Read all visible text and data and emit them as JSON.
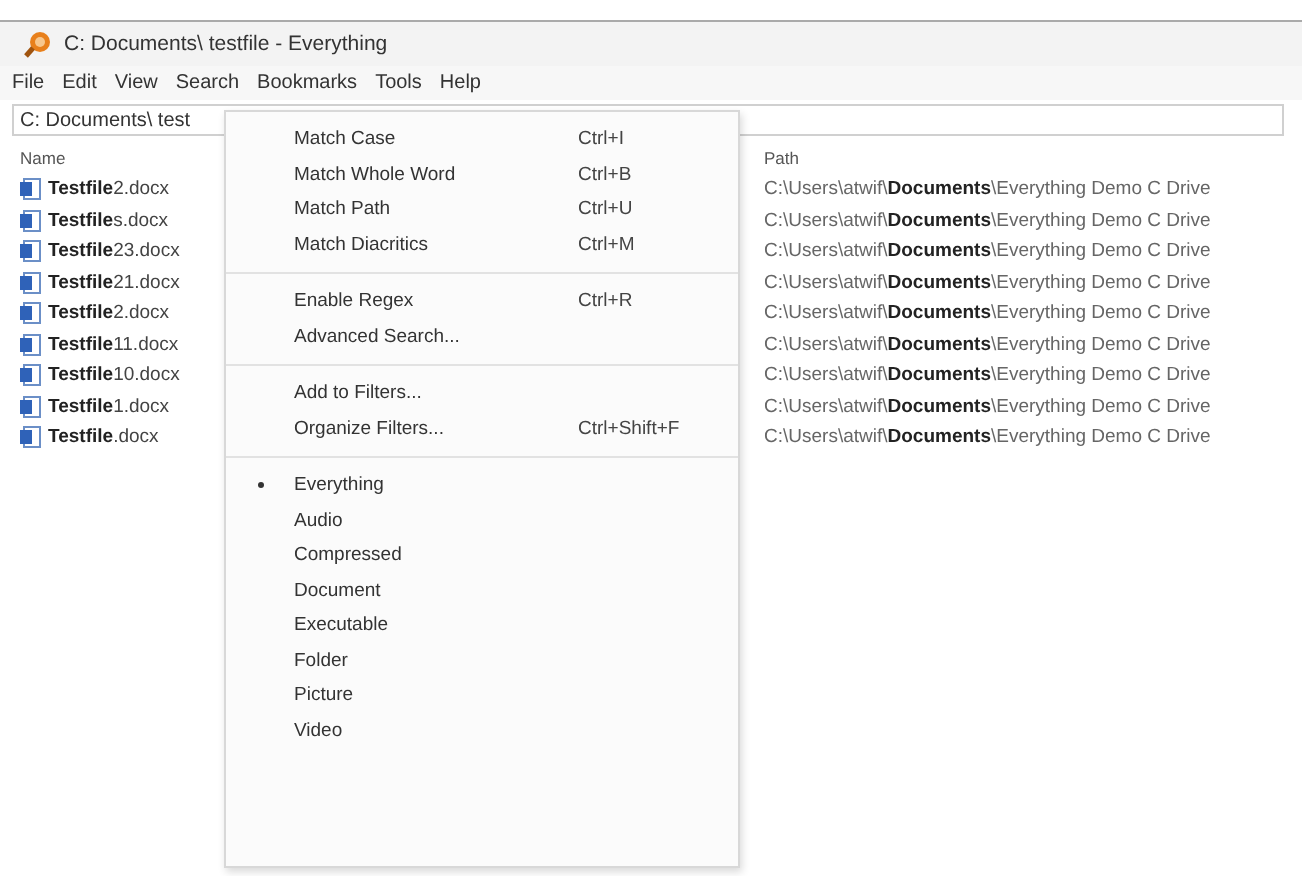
{
  "window": {
    "title": "C: Documents\\ testfile - Everything"
  },
  "menu_bar": [
    "File",
    "Edit",
    "View",
    "Search",
    "Bookmarks",
    "Tools",
    "Help"
  ],
  "search": {
    "value": "C: Documents\\ test"
  },
  "table": {
    "columns": [
      "Name",
      "Path"
    ],
    "rows": [
      {
        "name": "**Testfile**2.docx",
        "path": "C:\\Users\\atwif\\**Documents**\\Everything Demo C Drive"
      },
      {
        "name": "**Testfile**s.docx",
        "path": "C:\\Users\\atwif\\**Documents**\\Everything Demo C Drive"
      },
      {
        "name": "**Testfile**23.docx",
        "path": "C:\\Users\\atwif\\**Documents**\\Everything Demo C Drive"
      },
      {
        "name": "**Testfile**21.docx",
        "path": "C:\\Users\\atwif\\**Documents**\\Everything Demo C Drive"
      },
      {
        "name": "**Testfile**2.docx",
        "path": "C:\\Users\\atwif\\**Documents**\\Everything Demo C Drive"
      },
      {
        "name": "**Testfile**11.docx",
        "path": "C:\\Users\\atwif\\**Documents**\\Everything Demo C Drive"
      },
      {
        "name": "**Testfile**10.docx",
        "path": "C:\\Users\\atwif\\**Documents**\\Everything Demo C Drive"
      },
      {
        "name": "**Testfile**1.docx",
        "path": "C:\\Users\\atwif\\**Documents**\\Everything Demo C Drive"
      },
      {
        "name": "**Testfile**.docx",
        "path": "C:\\Users\\atwif\\**Documents**\\Everything Demo C Drive"
      }
    ]
  },
  "search_menu": [
    {
      "kind": "item",
      "label": "Match Case",
      "shortcut": "Ctrl+I"
    },
    {
      "kind": "item",
      "label": "Match Whole Word",
      "shortcut": "Ctrl+B"
    },
    {
      "kind": "item",
      "label": "Match Path",
      "shortcut": "Ctrl+U"
    },
    {
      "kind": "item",
      "label": "Match Diacritics",
      "shortcut": "Ctrl+M"
    },
    {
      "kind": "separator"
    },
    {
      "kind": "item",
      "label": "Enable Regex",
      "shortcut": "Ctrl+R"
    },
    {
      "kind": "item",
      "label": "Advanced Search..."
    },
    {
      "kind": "separator"
    },
    {
      "kind": "item",
      "label": "Add to Filters..."
    },
    {
      "kind": "item",
      "label": "Organize Filters...",
      "shortcut": "Ctrl+Shift+F"
    },
    {
      "kind": "separator"
    },
    {
      "kind": "filter",
      "label": "Everything",
      "selected": true
    },
    {
      "kind": "filter",
      "label": "Audio",
      "selected": false
    },
    {
      "kind": "filter",
      "label": "Compressed",
      "selected": false
    },
    {
      "kind": "filter",
      "label": "Document",
      "selected": false
    },
    {
      "kind": "filter",
      "label": "Executable",
      "selected": false
    },
    {
      "kind": "filter",
      "label": "Folder",
      "selected": false
    },
    {
      "kind": "filter",
      "label": "Picture",
      "selected": false
    },
    {
      "kind": "filter",
      "label": "Video",
      "selected": false
    }
  ]
}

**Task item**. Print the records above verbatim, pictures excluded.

**Solution to this problem**.
Read all visible text and data and emit them as JSON.
{
  "window": {
    "title": "C: Documents\\ testfile - Everything"
  },
  "menu_bar": [
    "File",
    "Edit",
    "View",
    "Search",
    "Bookmarks",
    "Tools",
    "Help"
  ],
  "search": {
    "value": "C: Documents\\ test"
  },
  "table": {
    "columns": [
      "Name",
      "Path"
    ],
    "rows": [
      {
        "name": "**Testfile**2.docx",
        "path": "C:\\Users\\atwif\\**Documents**\\Everything Demo C Drive"
      },
      {
        "name": "**Testfile**s.docx",
        "path": "C:\\Users\\atwif\\**Documents**\\Everything Demo C Drive"
      },
      {
        "name": "**Testfile**23.docx",
        "path": "C:\\Users\\atwif\\**Documents**\\Everything Demo C Drive"
      },
      {
        "name": "**Testfile**21.docx",
        "path": "C:\\Users\\atwif\\**Documents**\\Everything Demo C Drive"
      },
      {
        "name": "**Testfile**2.docx",
        "path": "C:\\Users\\atwif\\**Documents**\\Everything Demo C Drive"
      },
      {
        "name": "**Testfile**11.docx",
        "path": "C:\\Users\\atwif\\**Documents**\\Everything Demo C Drive"
      },
      {
        "name": "**Testfile**10.docx",
        "path": "C:\\Users\\atwif\\**Documents**\\Everything Demo C Drive"
      },
      {
        "name": "**Testfile**1.docx",
        "path": "C:\\Users\\atwif\\**Documents**\\Everything Demo C Drive"
      },
      {
        "name": "**Testfile**.docx",
        "path": "C:\\Users\\atwif\\**Documents**\\Everything Demo C Drive"
      }
    ]
  },
  "search_menu": [
    {
      "kind": "item",
      "label": "Match Case",
      "shortcut": "Ctrl+I"
    },
    {
      "kind": "item",
      "label": "Match Whole Word",
      "shortcut": "Ctrl+B"
    },
    {
      "kind": "item",
      "label": "Match Path",
      "shortcut": "Ctrl+U"
    },
    {
      "kind": "item",
      "label": "Match Diacritics",
      "shortcut": "Ctrl+M"
    },
    {
      "kind": "separator"
    },
    {
      "kind": "item",
      "label": "Enable Regex",
      "shortcut": "Ctrl+R"
    },
    {
      "kind": "item",
      "label": "Advanced Search..."
    },
    {
      "kind": "separator"
    },
    {
      "kind": "item",
      "label": "Add to Filters..."
    },
    {
      "kind": "item",
      "label": "Organize Filters...",
      "shortcut": "Ctrl+Shift+F"
    },
    {
      "kind": "separator"
    },
    {
      "kind": "filter",
      "label": "Everything",
      "selected": true
    },
    {
      "kind": "filter",
      "label": "Audio",
      "selected": false
    },
    {
      "kind": "filter",
      "label": "Compressed",
      "selected": false
    },
    {
      "kind": "filter",
      "label": "Document",
      "selected": false
    },
    {
      "kind": "filter",
      "label": "Executable",
      "selected": false
    },
    {
      "kind": "filter",
      "label": "Folder",
      "selected": false
    },
    {
      "kind": "filter",
      "label": "Picture",
      "selected": false
    },
    {
      "kind": "filter",
      "label": "Video",
      "selected": false
    }
  ]
}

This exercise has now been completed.